- [Work task]
Only the lines of the data holding the string "theme" need to be returned.

- [The data]
****************
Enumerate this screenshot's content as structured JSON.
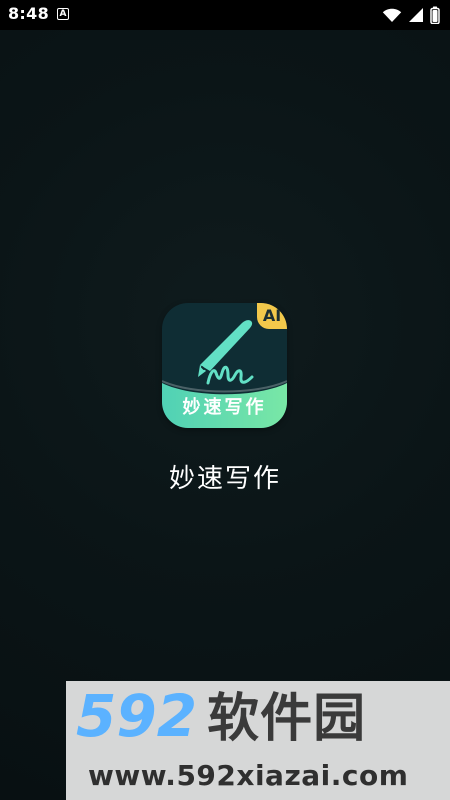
{
  "status_bar": {
    "time": "8:48",
    "a_icon": "A",
    "icons": [
      "a-icon",
      "wifi-icon",
      "cell-signal-icon",
      "battery-icon"
    ]
  },
  "splash": {
    "icon_label": "妙速写作",
    "badge": "AI",
    "title": "妙速写作",
    "icon_name": "pen-writing-icon"
  },
  "watermark": {
    "brand_num": "592",
    "brand_cn": "软件园",
    "url": "www.592xiazai.com"
  },
  "colors": {
    "background": "#0b1517",
    "icon_bg": "#0f2d34",
    "icon_gradient_start": "#50d1b5",
    "icon_gradient_end": "#79e7a6",
    "badge": "#f2c84b",
    "watermark_blue": "#5bb2ff"
  }
}
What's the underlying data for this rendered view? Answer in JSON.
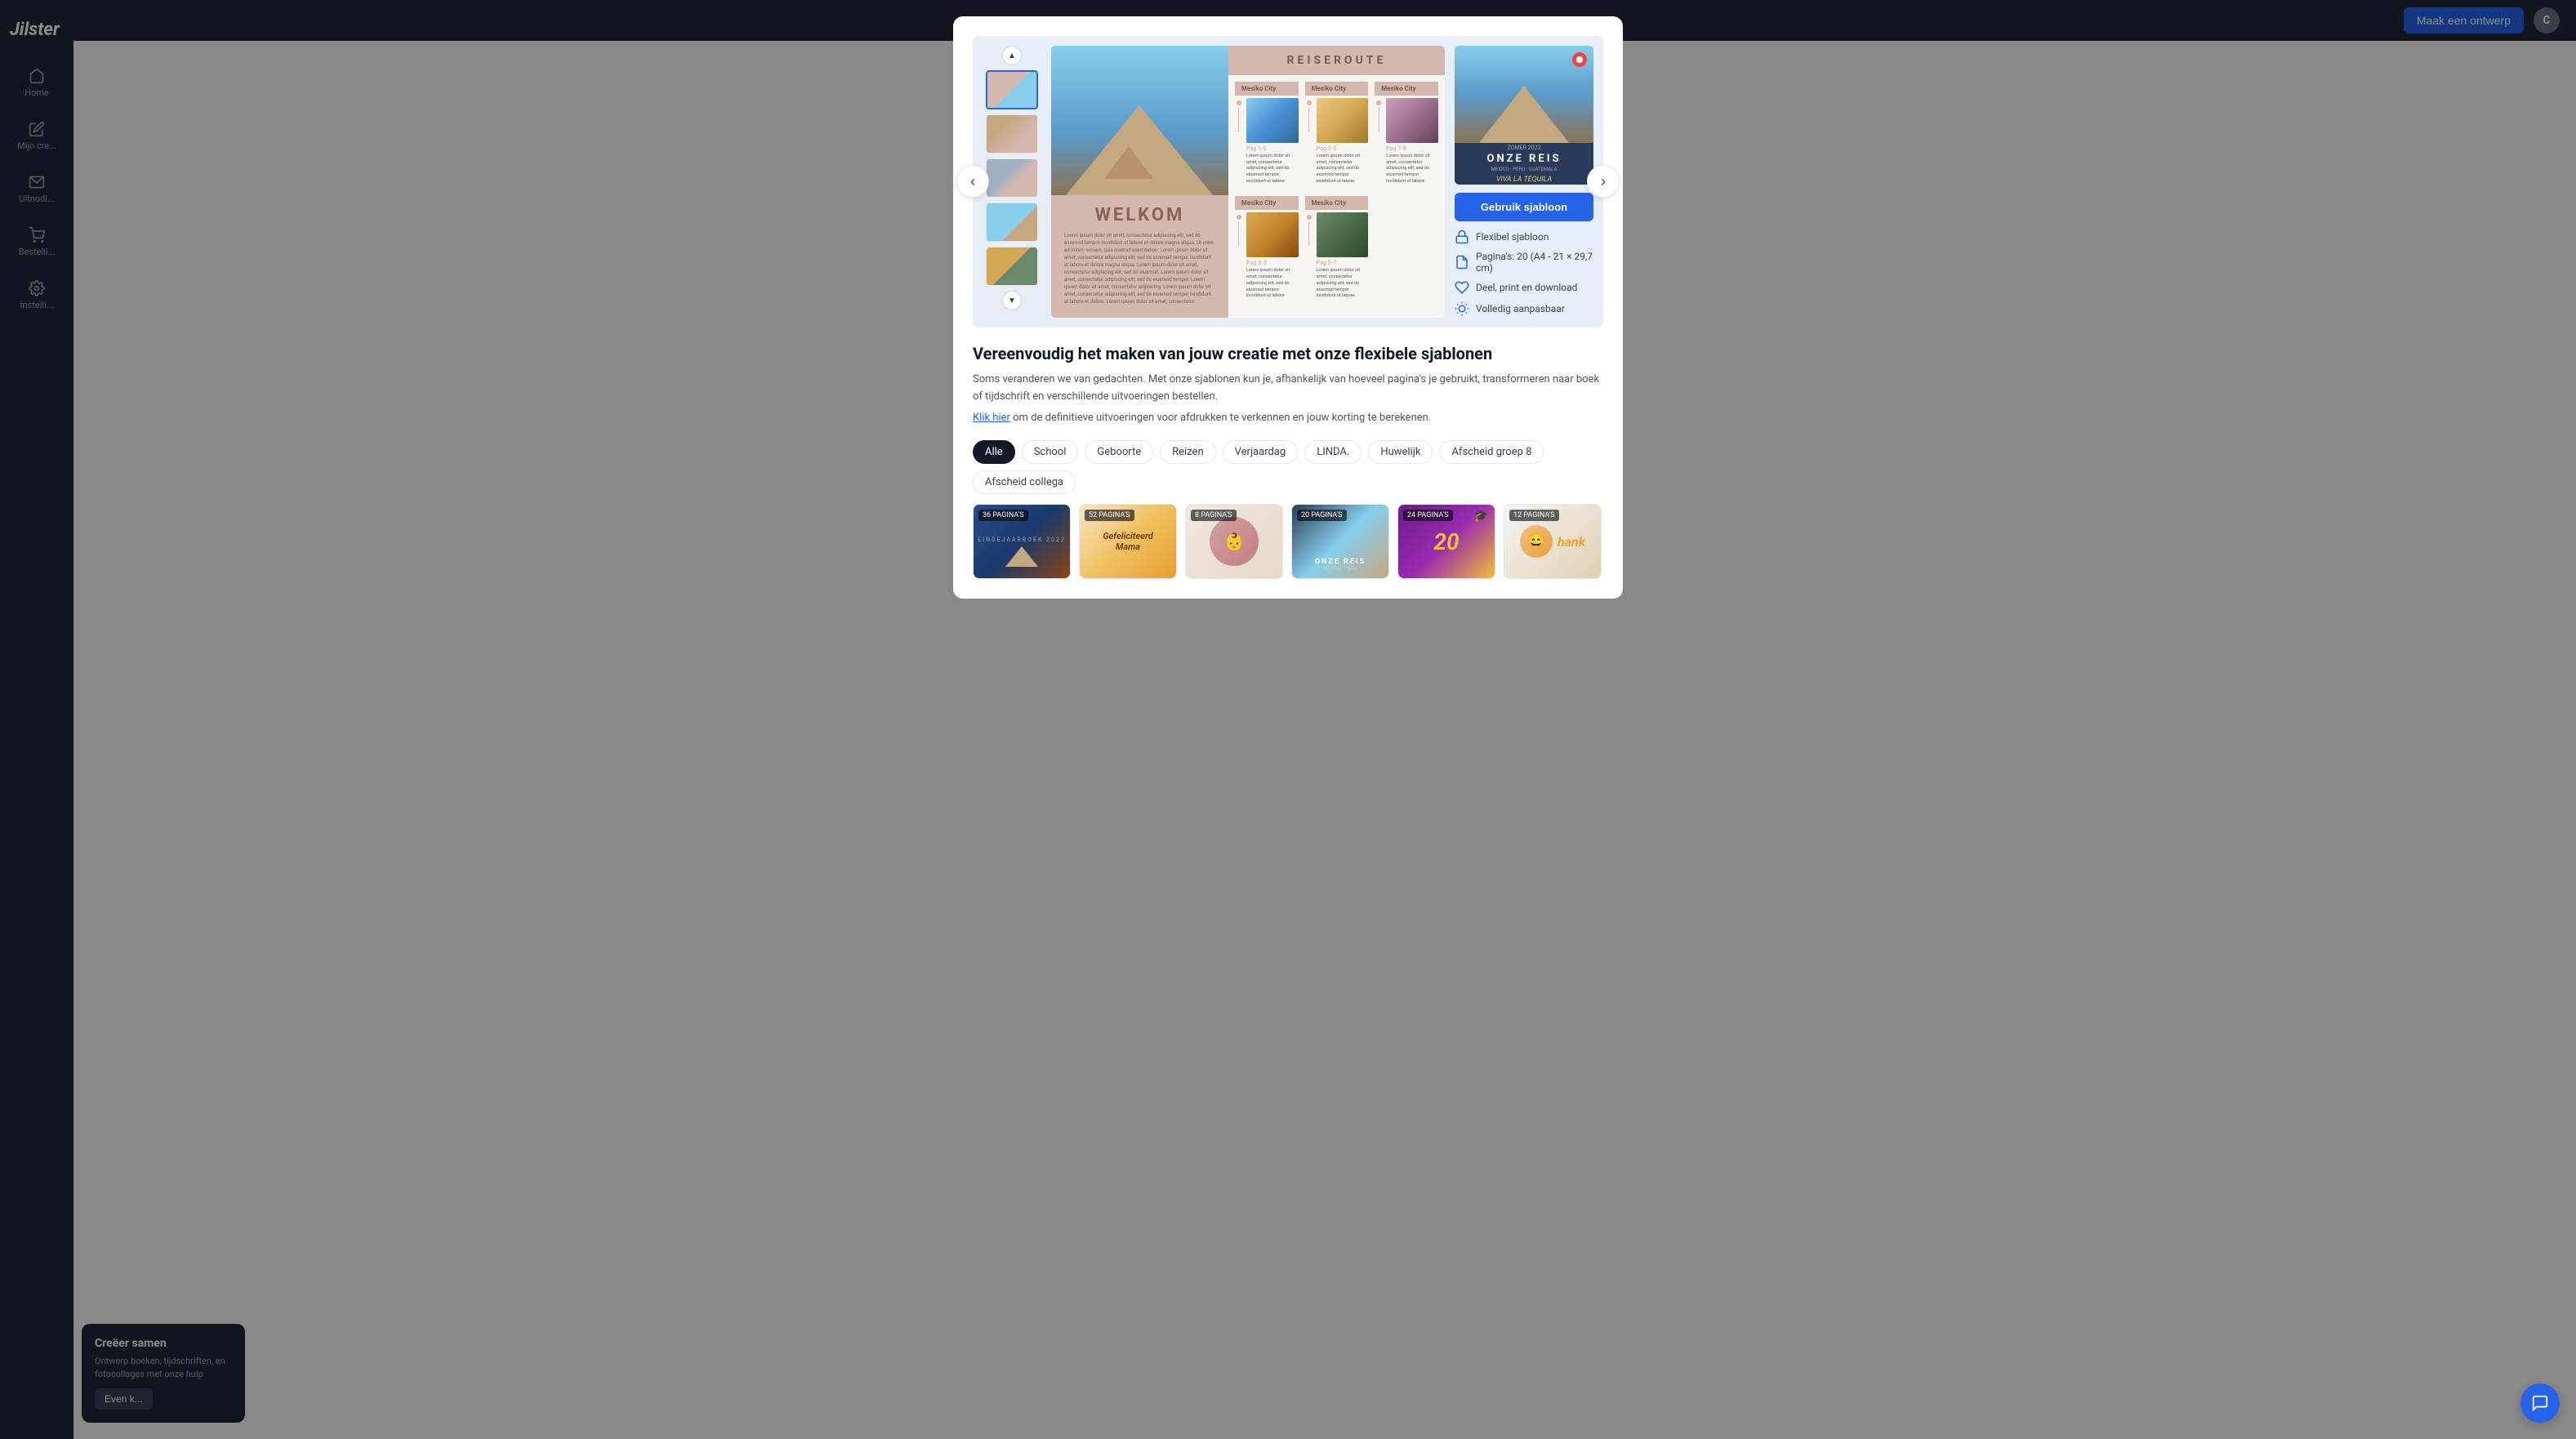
{
  "app": {
    "logo": "Jilster",
    "topbar": {
      "cta_label": "Maak een ontwerp",
      "avatar_letter": "C"
    }
  },
  "sidebar": {
    "items": [
      {
        "id": "home",
        "label": "Home",
        "icon": "home-icon"
      },
      {
        "id": "my-creations",
        "label": "Mijn cre...",
        "icon": "pencil-icon"
      },
      {
        "id": "invitations",
        "label": "Uitnodi...",
        "icon": "mail-icon"
      },
      {
        "id": "orders",
        "label": "Bestelli...",
        "icon": "cart-icon"
      },
      {
        "id": "settings",
        "label": "Instelli...",
        "icon": "gear-icon"
      }
    ]
  },
  "modal": {
    "close_label": "×",
    "preview": {
      "spread_title_left": "WELKOM",
      "route_header": "REISEROUTE",
      "cities": [
        "Mesiko City",
        "Mesiko City",
        "Mesiko City",
        "Mesiko City",
        "Mesiko City"
      ],
      "page_ranges": [
        "Pag 1-2",
        "Pag 2-3",
        "Pag 3-5",
        "Pag 5-7",
        "Pag 7-8"
      ]
    },
    "cover": {
      "top_label": "ZOMER 2023",
      "title": "ONZE REIS",
      "subtitle": "MEXICO · PERU · GUATEMALA"
    },
    "features": {
      "use_button_label": "Gebruik sjabloon",
      "items": [
        {
          "icon": "lock-icon",
          "text": "Flexibel sjabloon"
        },
        {
          "icon": "document-icon",
          "text": "Pagina's: 20 (A4 - 21 × 29,7 cm)"
        },
        {
          "icon": "heart-icon",
          "text": "Deel, print en download"
        },
        {
          "icon": "bulb-icon",
          "text": "Volledig aanpasbaar"
        }
      ]
    },
    "nav": {
      "prev_label": "‹",
      "next_label": "›"
    },
    "title": "Vereenvoudig het maken van jouw creatie met onze flexibele sjablonen",
    "description_1": "Soms veranderen we van gedachten. Met onze sjablonen kun je, afhankelijk van hoeveel pagina's je gebruikt, transformeren naar boek of tijdschrift en verschillende uitvoeringen bestellen.",
    "link_text": "Klik hier",
    "description_2": " om de definitieve uitvoeringen voor afdrukken te verkennen en jouw korting te berekenen.",
    "filters": {
      "items": [
        {
          "id": "alle",
          "label": "Alle",
          "active": true
        },
        {
          "id": "school",
          "label": "School"
        },
        {
          "id": "geboorte",
          "label": "Geboorte"
        },
        {
          "id": "reizen",
          "label": "Reizen"
        },
        {
          "id": "verjaardag",
          "label": "Verjaardag"
        },
        {
          "id": "linda",
          "label": "LINDA."
        },
        {
          "id": "huwelijk",
          "label": "Huwelijk"
        },
        {
          "id": "afscheid-groep-8",
          "label": "Afscheid groep 8"
        },
        {
          "id": "afscheid-collega",
          "label": "Afscheid collega"
        }
      ]
    },
    "templates": [
      {
        "id": 1,
        "pages_label": "36 PAGINA'S",
        "type": "boek",
        "theme": "card-1"
      },
      {
        "id": 2,
        "pages_label": "52 PAGINA'S",
        "title": "Gefeliciteerd Mama",
        "theme": "card-2"
      },
      {
        "id": 3,
        "pages_label": "8 PAGINA'S",
        "theme": "card-3"
      },
      {
        "id": 4,
        "pages_label": "20 PAGINA'S",
        "title": "ONZE REIS",
        "theme": "card-4"
      },
      {
        "id": 5,
        "pages_label": "24 PAGINA'S",
        "theme": "card-5"
      },
      {
        "id": 6,
        "pages_label": "12 PAGINA'S",
        "title": "hank",
        "theme": "card-6"
      }
    ]
  },
  "bottom_card": {
    "title": "Creëer samen",
    "description": "Ontwerp boeken, tijdschriften, en fotocollages met onze hulp",
    "button_label": "Even k..."
  },
  "chat": {
    "icon": "chat-icon"
  }
}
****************
- [Finished task]
        "theme": "card-1"
        "theme": "card-2"
        "theme": "card-3"
        "theme": "card-4"
        "theme": "card-5"
        "theme": "card-6"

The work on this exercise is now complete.